I'd never been to Turkey outside of Istanbul, which I was quite taken with. But I've always heard of how many other wonderful sites are to be found in the rest of the country - and unlike the rest of the Middle Eastern countries I've explored, it's huge and almost all of it seems to be filled with interesting terrain. I was happy to take a trip to someplace unlike anyplace else I'd visited before - even the most varied and epic desert landscapes are still epic desert. This strip of the Anti-Taurus mountains wasn't.
With the assistance of an old hiking guide (whose business dropped off after the second Iraq War), we mapped a circuit of beautiful trails around a historic mountain, which became the Nemrut Region of the Abraham Path, one of my favorites.
I didn't seem to have gotten any pictures of the trek from Karadut up the the Mt. Nemrut summit, until this view from the top - looking down south at the lake formed by a dam on the Euphrates, over the old Roman roads that led up the mountain, and to the distinctive gap that led from the valley below Nemrut to the spreading Euphrates plain
Around the snowy summit...
...to one set of the Greco-Persian tomb decorations that make the mountain famous. The summit contains the final resting place of King Antiochus of the Commagene, of whose kingdom I'd never even heard. Apparently it was one of the fragments that persisted from Alexander the Great's empire, and was soon absorbed by Rome
Snow in April means it's chilly up there once the sun goes down
Heading down from the summit
Treated to views of the ranges to the north along the way
This place was great for the kind of time-worn, snaky paths - or dirt roads - I love to find
After an intensely steep descent down the mountain's slopes, we reached the lush lowlands near Arsemia, where the Commagene kings sat when they weren't ordering slaves up the mountain to carve elaborate tombs for them
At Arsemia, there isn't much in the way of castles you can visit, but this dungeon delved much deeper into the cliffs than I cared to go without a rope
Now it's time to flip back to Karadut and find the second route to Arsemia. This day proved to be my favorite, starting out along a rushing river...

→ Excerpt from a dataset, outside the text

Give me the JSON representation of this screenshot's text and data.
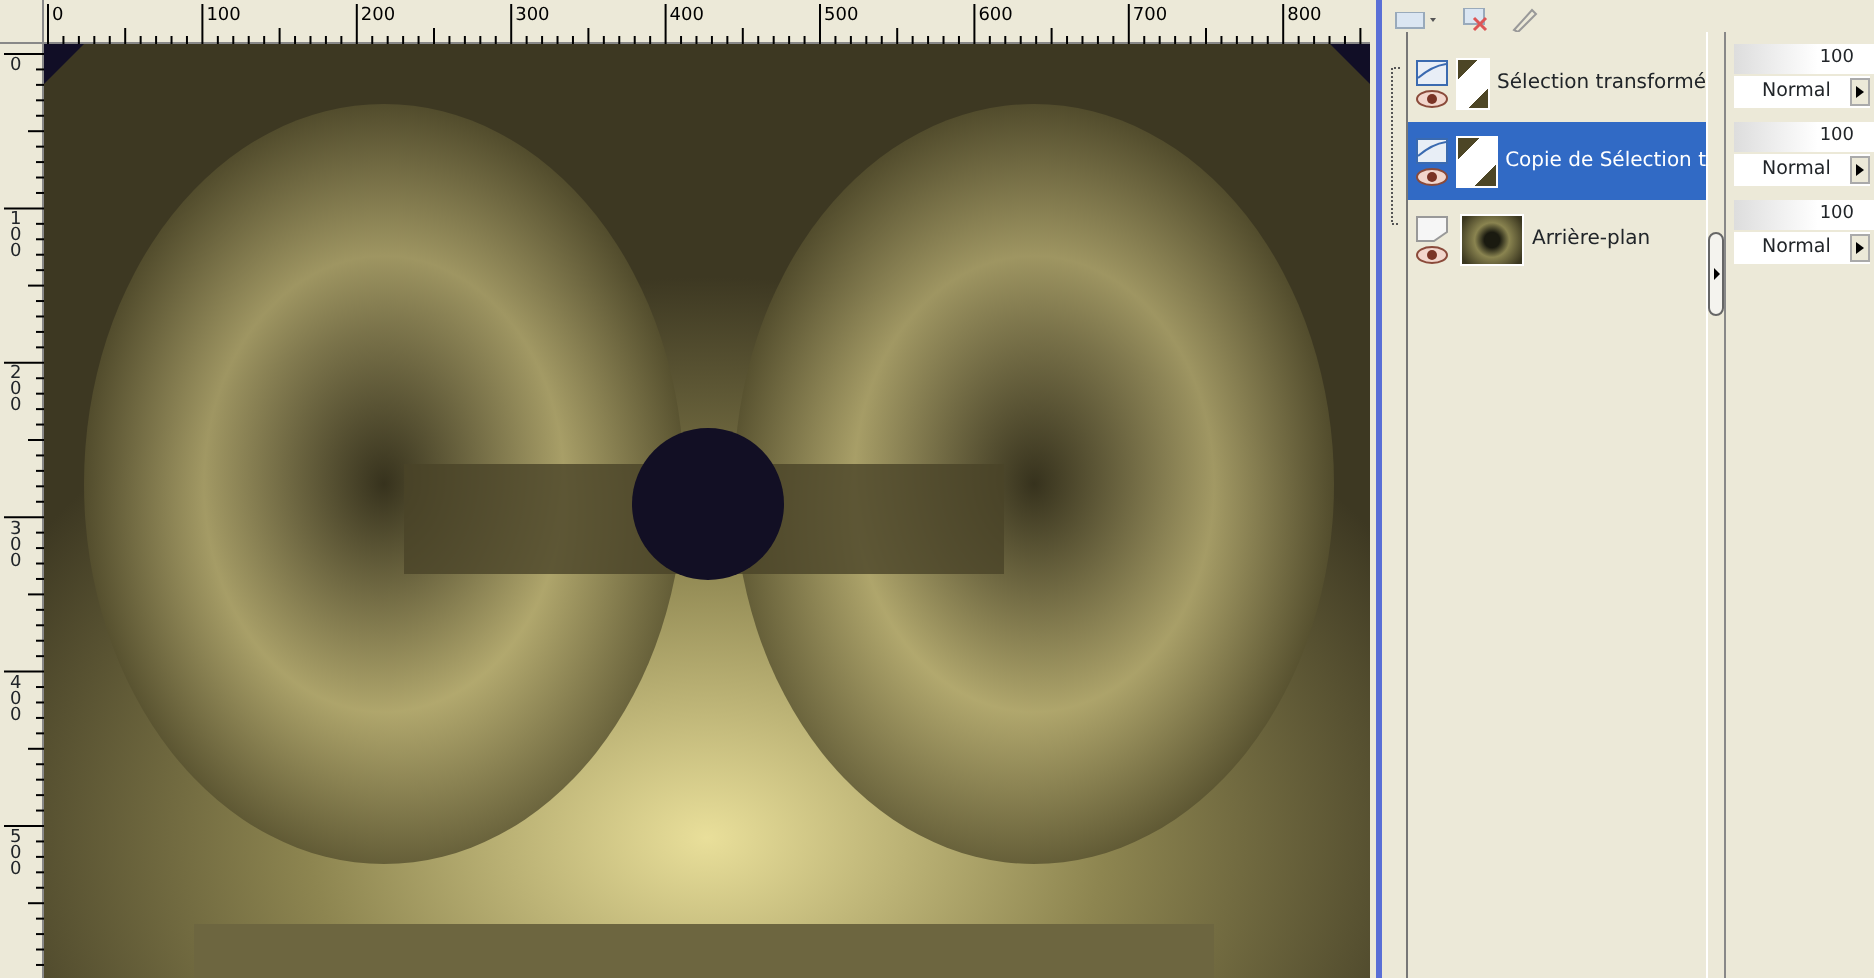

And climbing up into the country hills between high mountains, through several quaint little Kurdish villages I neglected to get good photos of
Turning away from a wide dirt road, we began to follow a donkey path over the mountain - our guide told us, and the worn status of the path confirmed, that people still use it to travel between villages. From the top, we got my favorite view of Nemrut. Nearby this spot, we found hunting blinds used for partridge-trapping; later we got to see a captured partridge
Partly cloudy and mountains on mountains. What more do you want?
Soon it was time to descend from the ridge and follow a rough track down the valley seen ahead here
Lower elevation, more green - the opposite of Wadi Dana, back in Jordan
So many plentifully-stocked water sources were a sight for sore eyes. Even the non-desert portions of Israel, Palestine and Jordan aren't like this
Old mountain architecture is much more charming than the blocky houses of most of the rest of the Abraham Path
One last view of the valley of Karadut, below Nemrut...
And it's time to go
Bonus pictures from walking around Urfa, 2 hours south of Nemrut and, by local tradition, the birthplace of Abraham. They really love them some Abraham there. Everybody you meet seems to be named Ibrahim or Halil in his honor. There's a beautiful park/mosque complex around the birth cave, filled with holy carp and other attractions.
Spot the architectural origin of this mosque. The city's tourist pamphlet mentions it was once a church, but not who built it, or what happened to them. This is because what happened to the Armenians a century ago was the reason the word "genocide" was coined, and it's still a bit of a delicate topic around these parts
Dark history (and present proximity to the ISIS border) aside, Urfa was no like place I've ever seen. A mountain, home to Abraham's birth cave, stands above the city. Springs from its base fill the network of pools and canals around the mosques, all of it amid what seems more like an exotic pleasure garden than a holy site. The dozens of cafes and restaurants along the water don't help the atmosphere of sanctity either. I found myself wishing Philadelphia had a park this nice
You're free to feed the sacred carp, but it's bad luck to catch them, much less grill one up for lunch
Not sure where else you'd want to be on a summer day. Of course, this was early spring, so I had to chase the sunlight around the park to stay warm while I read.
Middle East Hiking >